The next step after determining a course of action is to consistently follow these strategies. Be patient as progress may be slow. The journey to overcoming liminal space phobia isn’t sprint, it’s a marathon. And remember, there isn’t a right or wrong way to cope – what matters is finding what works for you.

Conclusion

Overcoming liminal space phobia isn’t a sprint, it’s a marathon. It’s about finding what works best for you and sticking with it. Whether it’s grounding techniques or a regular exercise routine, these self-care practices can help you manage your fears effectively. Don’t shy away from professional help either. Cognitive-behavioral therapy and exposure therapy can change your thought patterns and responses to feared situations. In some cases, medication may be necessary. But remember, the key is consistency. Keep at it, and you’ll see progress over time. You’re not alone in this journey, and with the right strategies, you can conquer your fear of liminal spaces.

What is liminal space phobia?

Liminal space phobia is a fear of transitional spaces such as hallways, doorways, or bridges. Individuals with this phobia may experience anxiety or discomfort in these areas due to a sense of ambiguity or uncertain transition.

How can liminal space phobia be managed at home?

Self-care routines such as grounding techniques and regular exercise are useful for managing fears associated with liminal space phobia. These strategies help decrease anxiety levels and promote a sense of control over fear responses.

What professional therapies are available for liminal space phobia?

For professional help, cognitive-behavioral therapy (CBT) and exposure therapy are often recommended. CBT helps individuals change unhelpful thought patterns and behaviors, while exposure therapy enables them to gradually confront their fears in a safe and controlled setting.

Are there medications available for severe cases?

In severe cases of liminal space phobia, medical professionals may prescribe selective serotonin reuptake inhibitors (SSRIs). These medications can help regulate unbalanced chemicals in the brain that may contribute to anxiety.

Is progress always quick in overcoming liminal space phobia?

No, progress is often gradual and requires consistent effort and patience.
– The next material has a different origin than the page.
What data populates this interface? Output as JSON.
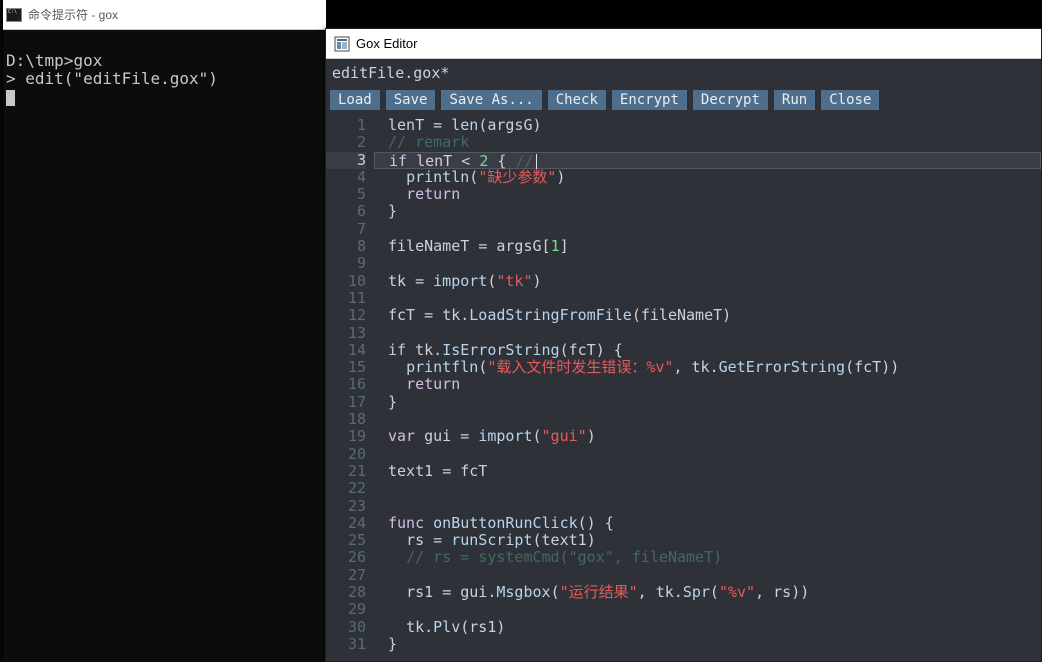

Overcoming any fear takes time, so it’s important to stay positive and focus on small victories along the journey.